Data for review:
- - -
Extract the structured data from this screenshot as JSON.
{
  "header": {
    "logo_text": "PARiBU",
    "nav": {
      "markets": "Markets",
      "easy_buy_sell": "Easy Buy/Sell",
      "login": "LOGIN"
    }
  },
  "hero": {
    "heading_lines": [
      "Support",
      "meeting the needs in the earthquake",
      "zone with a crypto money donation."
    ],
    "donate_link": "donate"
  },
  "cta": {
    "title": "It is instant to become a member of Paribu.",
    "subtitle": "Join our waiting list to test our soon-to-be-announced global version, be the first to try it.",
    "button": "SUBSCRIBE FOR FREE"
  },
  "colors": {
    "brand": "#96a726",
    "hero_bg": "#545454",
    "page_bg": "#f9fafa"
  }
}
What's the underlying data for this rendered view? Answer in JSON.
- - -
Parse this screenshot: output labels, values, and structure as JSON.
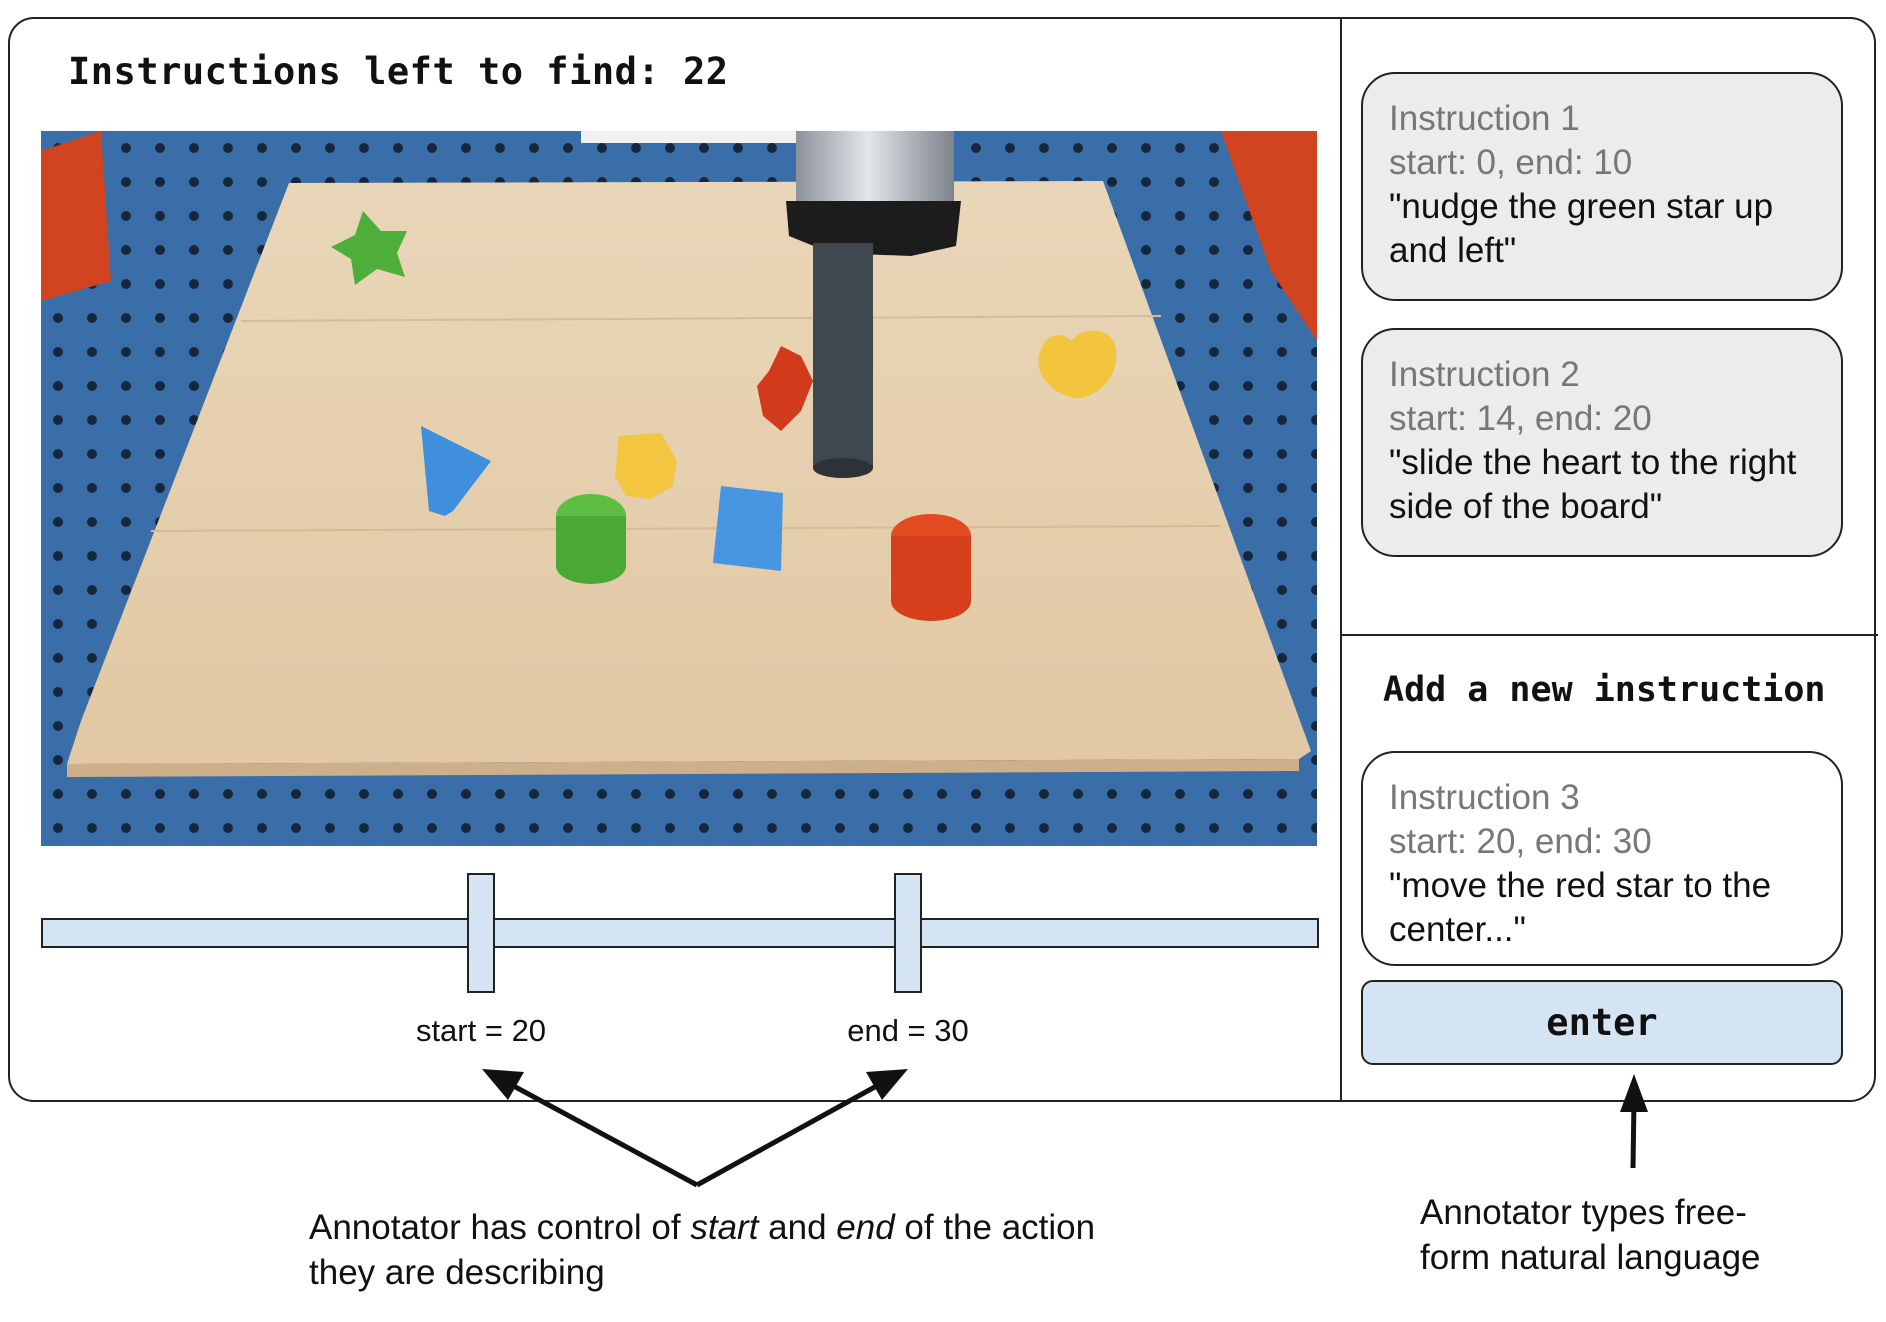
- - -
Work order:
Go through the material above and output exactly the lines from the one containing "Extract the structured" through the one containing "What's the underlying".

Reply to the task:
Extract the structured data from this screenshot as JSON.
{
  "header": {
    "logo_text": "PARiBU",
    "nav": {
      "markets": "Markets",
      "easy_buy_sell": "Easy Buy/Sell",
      "login": "LOGIN"
    }
  },
  "hero": {
    "heading_lines": [
      "Support",
      "meeting the needs in the earthquake",
      "zone with a crypto money donation."
    ],
    "donate_link": "donate"
  },
  "cta": {
    "title": "It is instant to become a member of Paribu.",
    "subtitle": "Join our waiting list to test our soon-to-be-announced global version, be the first to try it.",
    "button": "SUBSCRIBE FOR FREE"
  },
  "colors": {
    "brand": "#96a726",
    "hero_bg": "#545454",
    "page_bg": "#f9fafa"
  }
}
What's the underlying data for this rendered view? Answer in JSON.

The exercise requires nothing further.